New landowners interested in learning to manage their ranch’s resources while protecting the environment can do so during the annual Texas A&M AgriLife Extension Service Ranch Management University on the Texas A&M University campus in College Station.
The workshop is scheduled Oct. 28 through Nov. 1 at the TAMU Beef
Center, 7707 Raymond Stotzer Parkway, said Dr. Larry Redmon, AgriLife
Extension state forage specialist. “Applying fertilizer based on soil test recommendations and using
pesticides in accordance with the pesticide label are important parts of
protecting our environment and valuable water resources,” Redmon said.
“Ranchers are important stewards of our state’s valuable natural
resources, and we want to ensure new landowners get off to a good start.
We do this with the goal of optimizing economic return while at the

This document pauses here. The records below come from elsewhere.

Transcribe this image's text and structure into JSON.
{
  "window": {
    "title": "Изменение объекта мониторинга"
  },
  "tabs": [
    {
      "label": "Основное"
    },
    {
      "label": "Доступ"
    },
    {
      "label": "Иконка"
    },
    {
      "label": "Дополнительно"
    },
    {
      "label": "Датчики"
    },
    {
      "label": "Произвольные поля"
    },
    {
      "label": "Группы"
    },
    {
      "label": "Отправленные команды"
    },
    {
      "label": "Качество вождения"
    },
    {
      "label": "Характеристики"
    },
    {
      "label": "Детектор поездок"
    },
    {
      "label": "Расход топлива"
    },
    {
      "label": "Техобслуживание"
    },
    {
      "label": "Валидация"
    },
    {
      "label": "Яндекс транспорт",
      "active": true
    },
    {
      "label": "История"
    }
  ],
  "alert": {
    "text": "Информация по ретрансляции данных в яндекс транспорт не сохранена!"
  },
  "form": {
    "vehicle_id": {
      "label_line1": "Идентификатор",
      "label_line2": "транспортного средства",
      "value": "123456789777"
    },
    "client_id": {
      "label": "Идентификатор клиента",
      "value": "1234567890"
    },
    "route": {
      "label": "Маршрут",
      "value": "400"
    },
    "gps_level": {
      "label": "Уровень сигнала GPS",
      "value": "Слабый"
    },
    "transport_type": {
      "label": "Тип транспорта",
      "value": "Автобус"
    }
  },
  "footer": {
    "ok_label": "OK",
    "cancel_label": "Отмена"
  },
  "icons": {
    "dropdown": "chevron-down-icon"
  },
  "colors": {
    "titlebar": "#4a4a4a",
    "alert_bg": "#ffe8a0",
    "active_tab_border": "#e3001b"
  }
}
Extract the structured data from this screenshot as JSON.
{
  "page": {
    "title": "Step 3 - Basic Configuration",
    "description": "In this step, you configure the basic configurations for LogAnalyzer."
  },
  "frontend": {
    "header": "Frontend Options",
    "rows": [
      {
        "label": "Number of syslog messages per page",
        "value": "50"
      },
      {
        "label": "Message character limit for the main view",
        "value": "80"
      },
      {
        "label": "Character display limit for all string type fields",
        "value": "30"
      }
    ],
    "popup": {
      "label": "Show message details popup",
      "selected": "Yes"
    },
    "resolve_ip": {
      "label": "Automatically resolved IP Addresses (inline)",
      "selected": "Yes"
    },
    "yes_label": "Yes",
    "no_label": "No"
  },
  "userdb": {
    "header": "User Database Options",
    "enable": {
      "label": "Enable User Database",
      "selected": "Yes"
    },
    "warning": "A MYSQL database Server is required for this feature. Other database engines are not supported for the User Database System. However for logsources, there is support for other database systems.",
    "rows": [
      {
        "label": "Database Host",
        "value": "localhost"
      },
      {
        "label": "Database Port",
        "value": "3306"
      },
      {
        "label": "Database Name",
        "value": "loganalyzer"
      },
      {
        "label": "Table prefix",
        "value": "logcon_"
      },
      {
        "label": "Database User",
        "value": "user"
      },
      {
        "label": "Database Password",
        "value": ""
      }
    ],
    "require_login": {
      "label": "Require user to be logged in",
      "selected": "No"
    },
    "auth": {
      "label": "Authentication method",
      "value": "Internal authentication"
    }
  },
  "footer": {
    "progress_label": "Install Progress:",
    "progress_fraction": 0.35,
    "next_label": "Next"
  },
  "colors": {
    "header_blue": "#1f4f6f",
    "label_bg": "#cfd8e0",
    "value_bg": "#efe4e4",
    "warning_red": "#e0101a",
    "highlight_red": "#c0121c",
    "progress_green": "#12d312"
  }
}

same time protecting the environment. This helps
with our additional goal of producing safe food products.”
Registration is $500 and attendance is limited to the first 50 people
who enroll. Slots will go fast, so he advised those interested to not
wait to get registered. To register online and for more information, go
http://agriliferegister.tamu.edu and enter “ranch management” into the search window.
Redmon said the intensive five-day workshop is offered twice a year.
This fall session will cover the fundamentals of soils and soil
fertility, forage establishment, pasture management and livestock and
wildlife management. Grazing management, stocking rate
and body condition scoring will be highlighted, and horse and small
ruminant management presentations will be conducted.
Additionally, several wildlife management topics are on the program
for those interested in managing white-tailed deer, turkey, feral hogs
and farm ponds. Various forage species, including Bermuda grass and
other introduced forages, native forages, small
grains, annual ryegrass and clovers will be studied by workshop
Approximately one-half the workshop involves lectures and discussion,
Redmon said, with the remainder consisting of the field demonstrations. “Field demonstrations will include learning how to properly calibrate
a sprayer, assess body condition scores of cattle, obtain proper soil
and hay samples, and to assess the fish populations in ponds,” Redmon
said. There will also be a discussion regarding pond weeds and a demonstration on hog-trap design.
Time at the workshop will be allowed for interaction with Texas
A&M faculty with expertise and experience in all management facets
of the soil-plant-animal interface and wildlife management.
Meals and break refreshments are covered by the registration fee,
along with a resource CD containing more than 100 publications covering
ranch resource management.
For additional information, contact Redmon at 979-845-4826 or